Chiwenga played a stellar role during Mnangagwa’s ascendancy to the top office after masterminding what has become known as Operation Restore Legacy, which triggered Mugabe’s downfall after 37 years in power.
He was attested to the ZNA in 1981 as a brigadier commanding First Brigade in Bulawayo.
Chiwenga was later promoted to the rank of major general and reverted to his original name of Constantine Chiwenga.
On the formation of the ZDF in 1994, he was promoted to the rank of lieutenant general and was appointed commander of the ZNA thereafter.
Upon the retirement of General Vitalis Zvinavashe in 2004, he was promoted to the rank of commander of the ZDF.
He is the chairperson of the Joint Operations Command (Joc), comprising ZNA, Zimbabwe Prisons and Correctional Services, CIO, ZRP and AFZ.
In the event that Chiwenga is appointed vice president at the forthcoming Zanu PF extraordinary congress in Harare, he could be replaced by ZNA commander, Phillip Vallerio Sibanda, which ultimately means there would be need for further adjustments.
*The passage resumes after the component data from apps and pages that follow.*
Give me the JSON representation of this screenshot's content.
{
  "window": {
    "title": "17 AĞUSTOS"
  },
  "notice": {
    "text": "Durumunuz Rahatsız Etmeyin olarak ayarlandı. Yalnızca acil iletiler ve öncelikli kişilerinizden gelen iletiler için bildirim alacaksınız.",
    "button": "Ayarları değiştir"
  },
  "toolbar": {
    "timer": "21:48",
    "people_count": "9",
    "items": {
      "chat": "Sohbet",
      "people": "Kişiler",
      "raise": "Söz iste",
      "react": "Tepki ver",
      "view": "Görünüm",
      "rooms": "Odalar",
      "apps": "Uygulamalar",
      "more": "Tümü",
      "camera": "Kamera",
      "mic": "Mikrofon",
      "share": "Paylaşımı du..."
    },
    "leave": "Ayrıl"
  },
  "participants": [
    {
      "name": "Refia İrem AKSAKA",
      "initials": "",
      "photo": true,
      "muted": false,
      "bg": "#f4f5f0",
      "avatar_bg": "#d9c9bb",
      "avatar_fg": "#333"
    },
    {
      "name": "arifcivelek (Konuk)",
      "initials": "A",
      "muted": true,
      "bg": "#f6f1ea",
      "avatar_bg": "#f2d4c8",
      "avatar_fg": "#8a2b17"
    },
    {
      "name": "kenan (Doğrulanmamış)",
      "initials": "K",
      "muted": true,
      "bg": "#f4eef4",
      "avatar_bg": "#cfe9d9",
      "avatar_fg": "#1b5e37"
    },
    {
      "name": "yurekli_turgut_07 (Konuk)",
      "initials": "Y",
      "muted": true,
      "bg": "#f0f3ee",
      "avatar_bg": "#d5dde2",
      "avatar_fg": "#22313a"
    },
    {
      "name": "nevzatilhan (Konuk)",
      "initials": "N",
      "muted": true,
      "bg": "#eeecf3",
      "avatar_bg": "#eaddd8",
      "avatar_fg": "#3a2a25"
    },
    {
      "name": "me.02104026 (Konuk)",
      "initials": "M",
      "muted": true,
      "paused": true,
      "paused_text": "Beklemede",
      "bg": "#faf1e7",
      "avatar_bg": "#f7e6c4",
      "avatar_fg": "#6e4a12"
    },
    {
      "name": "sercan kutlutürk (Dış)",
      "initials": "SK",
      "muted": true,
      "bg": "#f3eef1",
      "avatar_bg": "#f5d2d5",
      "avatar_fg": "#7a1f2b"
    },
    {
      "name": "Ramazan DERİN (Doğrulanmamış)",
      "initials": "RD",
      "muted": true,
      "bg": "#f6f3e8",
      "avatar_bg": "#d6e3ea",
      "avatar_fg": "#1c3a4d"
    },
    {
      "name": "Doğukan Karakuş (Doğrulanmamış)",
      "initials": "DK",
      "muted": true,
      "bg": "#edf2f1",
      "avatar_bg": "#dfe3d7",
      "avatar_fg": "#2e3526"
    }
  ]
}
Zanu PF holds its special congress next week during which Mnangagwa will be obligated by the party’s constitution to handpick his top team comprising his two deputies, members of the politburo and members of the central committee.
Sibanda’s promotion would open the race for the top ZNA job between Brigadier General Anselem Sanyatwe, the commander of the Presidential Guard, and Brigadier General Douglas Nyikayaramba, the chief of staff, administration at the ZNA.
To complete the changes within ZDF top hierarchy, Air Vice Marshal Elson Moyo is tipped to replace Shiri.
The manner in which Operation Restore Legacy was executed showed the deep-seated mistrust between the military, which masterminded Mnangagwa’s ascendancy and the other arms of the security services namely the CIO and the Zimbabwe Republic Police (ZRP).
Sources said even though Mnangagwa has pronounced himself on the need to let bygones be bygones, he can only begin to have confidence in the CIO and ZRP once they have been placed in trusted hands.
They said the detention and confinement of some of the officials in the top hierarchy of the secret services has created animosity between them and the leaders of the military operation, which creates a huge risk for Mnangagwa if he is to retain them in their positions.
Instead of taking the risk, Mnangagwa has been advised to either retire Mugabe’s allies in the security services or buy their remaining years in service.
ZRP commissioner-general Augustine Chihuri is among the top securocrats facing an uncertain future.
Chihuri got a rude awakening when he stood to take oath of office during Mnangagwa’s inauguration after he was booed and called off the stage by a 60 000-capacity crowd at the giant National Sports Stadium in Harare.
There have been widespread calls for Chihuri to resign.
Chihuri has been in his position for more than 23 years, having been rewarded with a contract renewal over 13 times since 1997.
He took over the reigns as acting commissioner in 1991, replacing Henry Mukurazhizha.
Two years later, he eventually became substantive police commissioner in 1993.
In 2008, he was appointed to commissioner-general when the post was created to replace that of commissioner.
His term was extended by four years.
Before independence, he was a member of the Zimbabwe People’s Army which was an attempt at unifying the two major military outfit — Zanla and Zipra.
Chihuri was reportedly imprisoned along with other Zipra leaders after a meeting convened by Samora Machel where Mugabe was present during the war for Zimbabwe’s independence.
His name during the second Chimurenga was “Cde Chocha”.
Also likely to be affected is ZRP deputy commissioner-general Innocent Matibiri who is a close relation to the ousted Mugabe. Daily News